Directors Ken Burns and Lynn Novick knew their “Vietnam War” documentary would be a massive undertaking when they started the project over a decade ago. But they didn’t know it would resonate so well with today’s divisive, political climate.
The series, which airs its 10th and final episode on Thursday night, is an 18-hour dissection of the complexities, decisions and horrors that led up to and prolonged America’s involvement in Vietnam and Southeast Asia. Although it wasn’t their intent to make a film that echoes what’s going on with President Donald Trump’s White House, the similarities are definitely striking.
Ahead, we chatted with Burns about his latest project, how today’s politics mirrors the Vietnam War era and what’s next for the famed filmmaker.
Are you happy with how this project turned out?

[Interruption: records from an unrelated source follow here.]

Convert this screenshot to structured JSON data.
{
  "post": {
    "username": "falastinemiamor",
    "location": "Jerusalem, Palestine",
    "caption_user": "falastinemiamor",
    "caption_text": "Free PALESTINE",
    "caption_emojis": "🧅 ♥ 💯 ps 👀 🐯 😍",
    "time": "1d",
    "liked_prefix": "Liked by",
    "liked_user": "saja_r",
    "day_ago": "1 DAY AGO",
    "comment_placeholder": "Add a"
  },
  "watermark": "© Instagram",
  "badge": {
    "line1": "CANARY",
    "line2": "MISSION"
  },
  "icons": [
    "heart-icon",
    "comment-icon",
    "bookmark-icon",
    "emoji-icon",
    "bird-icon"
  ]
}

It’s been stunning. We’ve gotten the best reviews of our professional lives on this. The PBS streaming service broke down because of the demand for it, not just here, but in Vietnam as well. We’ve made a Vietnamese language translation and we’re finding just a huge interest there. We set out, when we made this film, to not have a political agenda, to not put our thumb on the scales. We sought funders from across the political spectrum. We sought opinions and scholarship from across the wide variety of scholarly perspectives there are. But we also have now visited media from all stripes, and we’re really, super excited by the response.
How does the history of the Vietnam War serve as a prologue for what’s going on in the world today?
Mark Twain is supposed to have said, “History doesn’t repeat itself, but it rhymes.” You can hear lots of rhymes of Vietnam in the contemporary moment. Our film is about mass demonstrations taking place all across the country against the current administration. It’s about a White House in disarray, obsessed with leaks. It’s about asymmetrical warfare. It’s a president that is certain the press is lying, making up stories about him. It’s about huge document drops of stolen, classified material that destabilize the contemporary equation. But, it’s also about a political campaign accused of reaching out to a foreign power during the time of an election, and to get that foreign power to influence that election. All of this stuff happened in Vietnam.
There’s lots of stuff going on now that echoes, but, remember too, all those things that I listed are contemporary to the Trump administration in the last six, seven months, but we finished this film editorially in 2015, before the Iowa caucuses. We began it in 2006, and if we had finished in 2006, I’d be giving you a list of things about Vietnam that resonate with 2006. That’s the gift of history.
What are some of the questions you hope to raise with this film?
We raise a lot of questions about what the nature of patriotism is. I think we knew in World War II what it was, but it turns out in this film, patriotism, bravery and courage might not always be taking place on the battlefield. That is an interesting new dynamic, and we don’t completely parse that. We are just showing you people who are undergoing enormous internal battles in wars in addition to the external battles of war. I think also, whether it was worth it is a question. Was there anything redeeming about it? Is the domino theory still operative? It’s so eagerly dismissed by everybody, but you just don’t know what the presence of half a million American soldiers, plus hundreds of thousands of support troops and all the money piled into the CIA, and covert counter insurgencies in Thailand, Burma [Myanmar] and Indonesia, might have had in stabilizing that circumstance.
Do you plan on tackling any other wars with future projects?
We’re beginning to plan a big series on the history of the American Revolution, which is, once again, something cloaked in sentimentality and bloodless mythology. It’s important to remind people that it was incredibly bloody, asymmetrical of times, a very difficult war.
Would you ever want to do a series on America’s involvement in Iraq and Afghanistan?
Absolutely! But I’d want to get 25, 30 years out in order to be able to have the perspectives on it that you’d absolutely need.